The Story of the Lusztig Family in the 19th Century

Izsák and Sára Lusztig lived in Transylvania, then part of Hungary, in the first half of the 19th century. In that period, Jewish people were limited by the authorities to trades such as commerce, butchery, or the production of alcoholic beverages. In time, they were allowed to own or rent land, and to practice several other professions. Izsák was one of the few Jewish landowners in Doboka county (today Sălaj, Romania), and the only one in Alsókékes (today Chichișa). Izsák and Sára had seven children, and their family was actively involved in Transylvanian social life, as they tried to integrate into Hungarian society and culture.

Market scene from Transylvania, from the beginning of the 19th century.

During the war of independence between 1848 and 1849, Izsák supported the Hungarian army in order for them to gain independence from the Austrian Empire. Anyone who wished to donate could do so, depending on their financial circumstances. In 1867, the Austrian Empire became a dual monarchy, which was led by two governments, a Hungarian one and an Austrian one, forming the Austro-Hungarian Empire. This was followed by the adoption of new laws that would emancipate the Jewish population in the Empire by giving them more liberty and the same political and civil rights as Christians.

Battle scene during the Hungarian Revolution of 1848.

Paul Feivel Lusztig was the second child of Izsák and Sára Lusztig.

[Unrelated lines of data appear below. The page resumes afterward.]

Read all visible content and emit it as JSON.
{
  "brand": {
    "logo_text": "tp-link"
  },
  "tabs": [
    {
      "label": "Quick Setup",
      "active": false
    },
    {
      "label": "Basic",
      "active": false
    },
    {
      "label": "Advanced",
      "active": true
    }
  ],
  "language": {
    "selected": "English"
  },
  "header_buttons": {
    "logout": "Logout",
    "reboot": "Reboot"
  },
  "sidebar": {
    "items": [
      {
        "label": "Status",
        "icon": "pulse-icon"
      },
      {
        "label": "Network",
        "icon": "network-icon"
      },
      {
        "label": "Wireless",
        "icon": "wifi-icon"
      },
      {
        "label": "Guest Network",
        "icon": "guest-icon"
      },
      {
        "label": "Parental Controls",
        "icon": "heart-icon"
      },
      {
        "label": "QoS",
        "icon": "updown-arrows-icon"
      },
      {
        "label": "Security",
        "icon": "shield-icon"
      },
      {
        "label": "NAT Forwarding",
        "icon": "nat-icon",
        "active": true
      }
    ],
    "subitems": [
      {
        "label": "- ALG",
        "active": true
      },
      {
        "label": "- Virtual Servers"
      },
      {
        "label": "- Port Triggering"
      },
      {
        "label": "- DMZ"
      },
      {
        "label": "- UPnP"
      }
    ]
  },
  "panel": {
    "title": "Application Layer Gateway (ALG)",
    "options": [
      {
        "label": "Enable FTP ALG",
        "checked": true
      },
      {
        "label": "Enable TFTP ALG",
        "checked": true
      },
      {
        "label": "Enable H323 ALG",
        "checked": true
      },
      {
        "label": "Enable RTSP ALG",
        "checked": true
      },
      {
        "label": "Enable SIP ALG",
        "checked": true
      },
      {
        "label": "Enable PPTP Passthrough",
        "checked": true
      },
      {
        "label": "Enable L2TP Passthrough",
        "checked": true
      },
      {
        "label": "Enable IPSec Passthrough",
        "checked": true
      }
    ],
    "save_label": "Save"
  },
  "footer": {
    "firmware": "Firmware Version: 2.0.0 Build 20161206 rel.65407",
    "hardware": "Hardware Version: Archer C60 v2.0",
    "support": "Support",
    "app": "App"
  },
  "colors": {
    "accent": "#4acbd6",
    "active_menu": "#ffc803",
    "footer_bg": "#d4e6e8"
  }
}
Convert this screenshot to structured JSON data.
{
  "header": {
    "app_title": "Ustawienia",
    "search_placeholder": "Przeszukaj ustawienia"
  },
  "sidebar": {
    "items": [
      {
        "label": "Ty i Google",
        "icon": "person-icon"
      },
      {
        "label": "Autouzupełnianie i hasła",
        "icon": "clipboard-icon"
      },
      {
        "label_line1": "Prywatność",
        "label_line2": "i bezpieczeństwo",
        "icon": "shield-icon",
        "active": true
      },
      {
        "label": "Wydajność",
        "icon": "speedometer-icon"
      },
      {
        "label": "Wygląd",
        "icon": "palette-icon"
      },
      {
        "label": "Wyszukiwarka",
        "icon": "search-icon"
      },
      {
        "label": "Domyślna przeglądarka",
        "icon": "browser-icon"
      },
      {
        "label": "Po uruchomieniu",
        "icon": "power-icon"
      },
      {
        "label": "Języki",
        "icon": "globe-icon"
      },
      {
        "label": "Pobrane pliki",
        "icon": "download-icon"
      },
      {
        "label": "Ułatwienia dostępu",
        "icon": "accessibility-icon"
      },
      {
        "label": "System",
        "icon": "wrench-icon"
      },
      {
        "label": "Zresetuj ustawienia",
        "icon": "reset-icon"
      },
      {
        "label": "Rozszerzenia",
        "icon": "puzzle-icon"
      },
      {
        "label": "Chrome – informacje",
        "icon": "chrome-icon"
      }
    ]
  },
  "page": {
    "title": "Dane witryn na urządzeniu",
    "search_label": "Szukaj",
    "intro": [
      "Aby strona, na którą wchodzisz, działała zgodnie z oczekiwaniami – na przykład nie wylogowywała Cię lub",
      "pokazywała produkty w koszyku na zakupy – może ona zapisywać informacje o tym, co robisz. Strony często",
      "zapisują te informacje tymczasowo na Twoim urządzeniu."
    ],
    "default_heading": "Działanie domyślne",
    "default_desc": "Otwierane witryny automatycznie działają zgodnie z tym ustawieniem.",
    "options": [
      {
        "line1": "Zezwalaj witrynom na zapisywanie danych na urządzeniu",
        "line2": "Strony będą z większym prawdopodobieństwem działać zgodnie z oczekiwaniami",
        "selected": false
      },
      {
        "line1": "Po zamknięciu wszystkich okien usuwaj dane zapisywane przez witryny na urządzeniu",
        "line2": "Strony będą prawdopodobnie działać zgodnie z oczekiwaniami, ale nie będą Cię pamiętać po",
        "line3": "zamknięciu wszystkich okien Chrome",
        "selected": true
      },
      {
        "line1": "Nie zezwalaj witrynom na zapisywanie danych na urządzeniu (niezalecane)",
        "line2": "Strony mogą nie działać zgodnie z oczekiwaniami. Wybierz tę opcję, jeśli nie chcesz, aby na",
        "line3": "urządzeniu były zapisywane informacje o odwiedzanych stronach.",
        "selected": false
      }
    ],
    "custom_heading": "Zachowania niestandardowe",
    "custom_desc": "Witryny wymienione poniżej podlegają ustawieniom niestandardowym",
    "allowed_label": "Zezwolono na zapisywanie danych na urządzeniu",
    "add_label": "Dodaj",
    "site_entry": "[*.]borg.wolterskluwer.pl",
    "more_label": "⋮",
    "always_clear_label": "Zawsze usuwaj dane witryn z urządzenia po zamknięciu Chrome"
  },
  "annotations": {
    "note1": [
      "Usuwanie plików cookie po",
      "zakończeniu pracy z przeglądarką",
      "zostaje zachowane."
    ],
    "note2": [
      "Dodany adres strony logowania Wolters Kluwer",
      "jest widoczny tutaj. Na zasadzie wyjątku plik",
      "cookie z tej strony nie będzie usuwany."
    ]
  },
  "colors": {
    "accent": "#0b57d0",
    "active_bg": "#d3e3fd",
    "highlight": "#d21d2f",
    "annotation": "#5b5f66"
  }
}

He was born in 1849, in Hida, Doboka county (today Sălaj, Romania). He grew up in Alsókékes (Chichișa) together with his parents and six siblings. In the 1870s, Paul Feivel Lusztig married Giza Friedmann and moved from Chichișa to Kalotaszentkirály (today Sâncraiu), Cluj county. Their son, Moritz Lusztig, was born in 1877. 

Paul Feivel Lusztig.

The family relocated to Gyalu (today Gilău) at the end of the 19th century and lived there for nearly 50 years. They relocated for economic reasons; business and trade were much more developed in the Cluj area, and they had more opportunities for a better life. The Lusztig family lived in a house near the Rákóczi-Bánffy castle, where Paul Feivel was a merchant and butcher, and owned a factory that produced vinegar.  However, anti-Semitism was common in Hungary throughout the 19th century, particularly at the end, which will have an impact on the family’s situation later on.

Map of the Austro-Hungarian Empire in 1887.

The Rákóczi-Bánffy Castle. (Image source: Kastély Koalíció)


The Archive of the Lusztig Family © Muzeon.

Ladislau Gyémánt, Evreii din Transilvania în epoca emancipării.

Varga E. Árpád, Szilágy megye településeinek etnikai adatai, in Erdély etnikai és felekezeti statisztikája. II. Bihar, Máramaros, Szatmár és Szilágy megye. Népszámlálási adatok 1850/1869–1992 között. < sjetn02.pdf>

Mór Petri, Szilágy vármegye monographiája. <>

Moshe Carmilly-Weinberger, A Kolozsvári Zsidóság Emlékkönyve.

Bolovan Ioan, Evreii din Transilvania între 1870-1930. Contribuții demografice, in Anuarul Institutului de Istorie «George Barițiu» din Cluj-Napoca.

Varga E. Árpád, Kolozs megye településeinek etnikai adatai, in Erdély etnikai és felekezeti statisztikája. IV. Fehér, Beszterce-Naszód és Kolozs megye. Népszámlálási adatok 1850–1992 között. < cjetn02.pdf>

Hillel J. Kieval, Tiszaeszlár Blood Libel, in YIVO Encyclopedia of Jews in Eastern Europe. <>

Nicolau Maier, Petrecere poporală, in Foaia Poporului, Anul VII, Nr. 11, February 25, 1899.

Basil Moldovanu, De peste septemână, in Revașul, Anul I, Nr. 4, April 25, 1903.

Hanna earned her bachelor's degree in Cultural Tourism from Babeș-Bolyai University in Cluj-Napoca. She worked as a museum assistant at Muzeon while pursuing a Master's Degree in Cultural Heritage. History, culture, and heritage are among her passions. She thinks Cluj-Napoca is a great place to learn about Transylvanian history and culture.

Tuesday ‒ Sunday: 10am ‒ 06pm
Monday: Closed

Adults: 29 lei (6 €)
Children & Students (up to the age of 26): 19 lei (4 €)
Persons over 65: 15 lei (3 €)
Omnipass Card: 15 lei (3 €)
Members of the Cluj Jewish Community: Free

3 Virgil Fulicea Street
Cluj-Napoca, Romania
(+40) 364 100 472
(+40) 364 153 654